((

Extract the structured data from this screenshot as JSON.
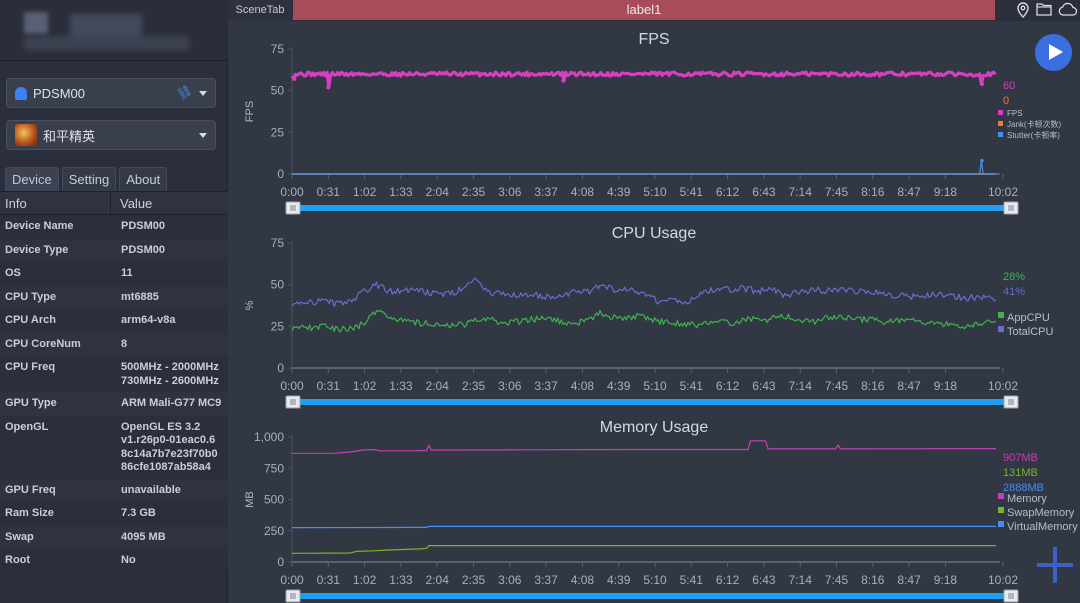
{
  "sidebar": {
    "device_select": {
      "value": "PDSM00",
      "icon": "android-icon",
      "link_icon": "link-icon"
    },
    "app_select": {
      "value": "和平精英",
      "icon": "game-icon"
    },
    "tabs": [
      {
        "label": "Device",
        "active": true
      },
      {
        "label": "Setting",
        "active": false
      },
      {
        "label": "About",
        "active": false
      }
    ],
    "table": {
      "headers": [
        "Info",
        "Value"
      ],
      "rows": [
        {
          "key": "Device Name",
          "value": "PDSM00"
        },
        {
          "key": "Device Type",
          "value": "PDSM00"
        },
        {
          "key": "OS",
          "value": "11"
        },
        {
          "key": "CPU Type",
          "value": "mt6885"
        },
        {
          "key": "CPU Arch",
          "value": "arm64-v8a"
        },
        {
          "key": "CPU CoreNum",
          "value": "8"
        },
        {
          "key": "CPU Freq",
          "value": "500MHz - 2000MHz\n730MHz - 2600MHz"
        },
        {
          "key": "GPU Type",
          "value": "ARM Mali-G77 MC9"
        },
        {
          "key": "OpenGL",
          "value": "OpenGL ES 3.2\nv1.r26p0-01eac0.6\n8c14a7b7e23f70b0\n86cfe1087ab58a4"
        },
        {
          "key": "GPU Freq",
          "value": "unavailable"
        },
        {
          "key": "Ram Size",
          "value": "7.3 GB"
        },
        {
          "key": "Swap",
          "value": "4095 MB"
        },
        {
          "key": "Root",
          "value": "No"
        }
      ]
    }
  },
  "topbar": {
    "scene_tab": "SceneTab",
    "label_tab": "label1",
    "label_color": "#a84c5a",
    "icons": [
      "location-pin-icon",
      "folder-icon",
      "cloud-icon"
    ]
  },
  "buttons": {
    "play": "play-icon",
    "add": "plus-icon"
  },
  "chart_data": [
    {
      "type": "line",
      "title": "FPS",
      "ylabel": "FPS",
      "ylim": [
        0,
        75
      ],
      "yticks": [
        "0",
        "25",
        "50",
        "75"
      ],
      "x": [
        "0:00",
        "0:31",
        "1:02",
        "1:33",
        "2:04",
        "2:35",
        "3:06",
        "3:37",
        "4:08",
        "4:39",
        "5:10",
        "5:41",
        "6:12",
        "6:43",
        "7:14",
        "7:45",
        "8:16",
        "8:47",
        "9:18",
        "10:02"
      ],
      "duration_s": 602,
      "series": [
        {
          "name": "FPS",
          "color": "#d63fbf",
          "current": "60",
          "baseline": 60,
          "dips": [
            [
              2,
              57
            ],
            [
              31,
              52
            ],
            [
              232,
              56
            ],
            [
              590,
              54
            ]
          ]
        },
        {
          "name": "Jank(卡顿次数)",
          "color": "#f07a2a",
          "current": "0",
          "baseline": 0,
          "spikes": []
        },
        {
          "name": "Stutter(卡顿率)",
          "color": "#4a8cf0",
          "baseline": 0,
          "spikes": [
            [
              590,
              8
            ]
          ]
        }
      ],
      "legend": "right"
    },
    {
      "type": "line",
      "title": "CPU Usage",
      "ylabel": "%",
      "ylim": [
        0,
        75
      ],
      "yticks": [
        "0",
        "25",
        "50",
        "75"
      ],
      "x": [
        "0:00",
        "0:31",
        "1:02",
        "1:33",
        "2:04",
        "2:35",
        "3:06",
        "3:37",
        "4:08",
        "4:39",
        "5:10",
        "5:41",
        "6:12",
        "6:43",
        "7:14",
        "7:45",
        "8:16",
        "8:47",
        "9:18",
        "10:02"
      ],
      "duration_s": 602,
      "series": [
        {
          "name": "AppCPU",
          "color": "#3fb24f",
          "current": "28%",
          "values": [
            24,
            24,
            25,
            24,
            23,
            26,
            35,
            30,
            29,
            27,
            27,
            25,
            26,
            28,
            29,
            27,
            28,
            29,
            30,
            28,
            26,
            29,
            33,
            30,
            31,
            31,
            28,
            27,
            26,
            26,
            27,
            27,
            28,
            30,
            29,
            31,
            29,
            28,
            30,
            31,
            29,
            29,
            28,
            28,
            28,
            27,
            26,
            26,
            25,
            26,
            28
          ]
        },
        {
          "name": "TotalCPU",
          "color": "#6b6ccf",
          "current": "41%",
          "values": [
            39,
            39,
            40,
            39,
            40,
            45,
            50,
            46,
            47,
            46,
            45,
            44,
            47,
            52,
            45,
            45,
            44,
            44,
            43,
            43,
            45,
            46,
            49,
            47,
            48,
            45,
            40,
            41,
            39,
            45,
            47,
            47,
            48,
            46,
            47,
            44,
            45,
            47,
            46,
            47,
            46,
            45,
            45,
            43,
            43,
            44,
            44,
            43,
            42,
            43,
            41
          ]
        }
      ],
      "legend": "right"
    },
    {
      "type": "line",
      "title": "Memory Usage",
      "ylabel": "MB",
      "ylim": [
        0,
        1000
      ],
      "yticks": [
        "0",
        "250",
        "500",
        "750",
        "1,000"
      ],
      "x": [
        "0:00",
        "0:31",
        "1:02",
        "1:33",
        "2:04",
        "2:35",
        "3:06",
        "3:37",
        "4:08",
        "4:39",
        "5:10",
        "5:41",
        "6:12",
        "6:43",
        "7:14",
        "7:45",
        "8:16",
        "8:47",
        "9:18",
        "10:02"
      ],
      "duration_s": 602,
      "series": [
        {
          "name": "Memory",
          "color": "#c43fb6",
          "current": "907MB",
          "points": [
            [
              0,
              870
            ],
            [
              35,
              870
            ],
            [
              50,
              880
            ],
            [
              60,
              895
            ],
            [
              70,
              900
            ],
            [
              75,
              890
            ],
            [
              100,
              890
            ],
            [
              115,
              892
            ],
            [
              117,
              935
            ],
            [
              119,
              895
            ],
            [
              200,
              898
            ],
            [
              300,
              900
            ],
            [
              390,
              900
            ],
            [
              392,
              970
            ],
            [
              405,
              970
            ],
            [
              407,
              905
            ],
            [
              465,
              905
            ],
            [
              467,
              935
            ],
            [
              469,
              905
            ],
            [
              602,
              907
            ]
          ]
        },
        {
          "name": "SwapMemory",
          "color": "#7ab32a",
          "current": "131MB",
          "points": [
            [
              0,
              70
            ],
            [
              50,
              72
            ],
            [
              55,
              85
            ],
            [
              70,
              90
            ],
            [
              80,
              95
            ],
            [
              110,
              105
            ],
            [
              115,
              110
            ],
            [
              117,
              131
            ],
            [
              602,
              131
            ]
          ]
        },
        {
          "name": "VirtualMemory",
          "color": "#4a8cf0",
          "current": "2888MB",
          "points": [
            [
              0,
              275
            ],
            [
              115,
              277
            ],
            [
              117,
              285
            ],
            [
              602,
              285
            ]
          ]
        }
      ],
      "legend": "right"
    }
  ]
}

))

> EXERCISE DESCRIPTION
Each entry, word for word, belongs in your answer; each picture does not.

> PROBLEM SOLUTION
Extract the structured data from this screenshot as JSON.
{
  "sidebar": {
    "device_select": {
      "value": "PDSM00",
      "icon": "android-icon",
      "link_icon": "link-icon"
    },
    "app_select": {
      "value": "和平精英",
      "icon": "game-icon"
    },
    "tabs": [
      {
        "label": "Device",
        "active": true
      },
      {
        "label": "Setting",
        "active": false
      },
      {
        "label": "About",
        "active": false
      }
    ],
    "table": {
      "headers": [
        "Info",
        "Value"
      ],
      "rows": [
        {
          "key": "Device Name",
          "value": "PDSM00"
        },
        {
          "key": "Device Type",
          "value": "PDSM00"
        },
        {
          "key": "OS",
          "value": "11"
        },
        {
          "key": "CPU Type",
          "value": "mt6885"
        },
        {
          "key": "CPU Arch",
          "value": "arm64-v8a"
        },
        {
          "key": "CPU CoreNum",
          "value": "8"
        },
        {
          "key": "CPU Freq",
          "value": "500MHz - 2000MHz\n730MHz - 2600MHz"
        },
        {
          "key": "GPU Type",
          "value": "ARM Mali-G77 MC9"
        },
        {
          "key": "OpenGL",
          "value": "OpenGL ES 3.2\nv1.r26p0-01eac0.6\n8c14a7b7e23f70b0\n86cfe1087ab58a4"
        },
        {
          "key": "GPU Freq",
          "value": "unavailable"
        },
        {
          "key": "Ram Size",
          "value": "7.3 GB"
        },
        {
          "key": "Swap",
          "value": "4095 MB"
        },
        {
          "key": "Root",
          "value": "No"
        }
      ]
    }
  },
  "topbar": {
    "scene_tab": "SceneTab",
    "label_tab": "label1",
    "label_color": "#a84c5a",
    "icons": [
      "location-pin-icon",
      "folder-icon",
      "cloud-icon"
    ]
  },
  "buttons": {
    "play": "play-icon",
    "add": "plus-icon"
  },
  "chart_data": [
    {
      "type": "line",
      "title": "FPS",
      "ylabel": "FPS",
      "ylim": [
        0,
        75
      ],
      "yticks": [
        "0",
        "25",
        "50",
        "75"
      ],
      "x": [
        "0:00",
        "0:31",
        "1:02",
        "1:33",
        "2:04",
        "2:35",
        "3:06",
        "3:37",
        "4:08",
        "4:39",
        "5:10",
        "5:41",
        "6:12",
        "6:43",
        "7:14",
        "7:45",
        "8:16",
        "8:47",
        "9:18",
        "10:02"
      ],
      "duration_s": 602,
      "series": [
        {
          "name": "FPS",
          "color": "#d63fbf",
          "current": "60",
          "baseline": 60,
          "dips": [
            [
              2,
              57
            ],
            [
              31,
              52
            ],
            [
              232,
              56
            ],
            [
              590,
              54
            ]
          ]
        },
        {
          "name": "Jank(卡顿次数)",
          "color": "#f07a2a",
          "current": "0",
          "baseline": 0,
          "spikes": []
        },
        {
          "name": "Stutter(卡顿率)",
          "color": "#4a8cf0",
          "baseline": 0,
          "spikes": [
            [
              590,
              8
            ]
          ]
        }
      ],
      "legend": "right"
    },
    {
      "type": "line",
      "title": "CPU Usage",
      "ylabel": "%",
      "ylim": [
        0,
        75
      ],
      "yticks": [
        "0",
        "25",
        "50",
        "75"
      ],
      "x": [
        "0:00",
        "0:31",
        "1:02",
        "1:33",
        "2:04",
        "2:35",
        "3:06",
        "3:37",
        "4:08",
        "4:39",
        "5:10",
        "5:41",
        "6:12",
        "6:43",
        "7:14",
        "7:45",
        "8:16",
        "8:47",
        "9:18",
        "10:02"
      ],
      "duration_s": 602,
      "series": [
        {
          "name": "AppCPU",
          "color": "#3fb24f",
          "current": "28%",
          "values": [
            24,
            24,
            25,
            24,
            23,
            26,
            35,
            30,
            29,
            27,
            27,
            25,
            26,
            28,
            29,
            27,
            28,
            29,
            30,
            28,
            26,
            29,
            33,
            30,
            31,
            31,
            28,
            27,
            26,
            26,
            27,
            27,
            28,
            30,
            29,
            31,
            29,
            28,
            30,
            31,
            29,
            29,
            28,
            28,
            28,
            27,
            26,
            26,
            25,
            26,
            28
          ]
        },
        {
          "name": "TotalCPU",
          "color": "#6b6ccf",
          "current": "41%",
          "values": [
            39,
            39,
            40,
            39,
            40,
            45,
            50,
            46,
            47,
            46,
            45,
            44,
            47,
            52,
            45,
            45,
            44,
            44,
            43,
            43,
            45,
            46,
            49,
            47,
            48,
            45,
            40,
            41,
            39,
            45,
            47,
            47,
            48,
            46,
            47,
            44,
            45,
            47,
            46,
            47,
            46,
            45,
            45,
            43,
            43,
            44,
            44,
            43,
            42,
            43,
            41
          ]
        }
      ],
      "legend": "right"
    },
    {
      "type": "line",
      "title": "Memory Usage",
      "ylabel": "MB",
      "ylim": [
        0,
        1000
      ],
      "yticks": [
        "0",
        "250",
        "500",
        "750",
        "1,000"
      ],
      "x": [
        "0:00",
        "0:31",
        "1:02",
        "1:33",
        "2:04",
        "2:35",
        "3:06",
        "3:37",
        "4:08",
        "4:39",
        "5:10",
        "5:41",
        "6:12",
        "6:43",
        "7:14",
        "7:45",
        "8:16",
        "8:47",
        "9:18",
        "10:02"
      ],
      "duration_s": 602,
      "series": [
        {
          "name": "Memory",
          "color": "#c43fb6",
          "current": "907MB",
          "points": [
            [
              0,
              870
            ],
            [
              35,
              870
            ],
            [
              50,
              880
            ],
            [
              60,
              895
            ],
            [
              70,
              900
            ],
            [
              75,
              890
            ],
            [
              100,
              890
            ],
            [
              115,
              892
            ],
            [
              117,
              935
            ],
            [
              119,
              895
            ],
            [
              200,
              898
            ],
            [
              300,
              900
            ],
            [
              390,
              900
            ],
            [
              392,
              970
            ],
            [
              405,
              970
            ],
            [
              407,
              905
            ],
            [
              465,
              905
            ],
            [
              467,
              935
            ],
            [
              469,
              905
            ],
            [
              602,
              907
            ]
          ]
        },
        {
          "name": "SwapMemory",
          "color": "#7ab32a",
          "current": "131MB",
          "points": [
            [
              0,
              70
            ],
            [
              50,
              72
            ],
            [
              55,
              85
            ],
            [
              70,
              90
            ],
            [
              80,
              95
            ],
            [
              110,
              105
            ],
            [
              115,
              110
            ],
            [
              117,
              131
            ],
            [
              602,
              131
            ]
          ]
        },
        {
          "name": "VirtualMemory",
          "color": "#4a8cf0",
          "current": "2888MB",
          "points": [
            [
              0,
              275
            ],
            [
              115,
              277
            ],
            [
              117,
              285
            ],
            [
              602,
              285
            ]
          ]
        }
      ],
      "legend": "right"
    }
  ]
}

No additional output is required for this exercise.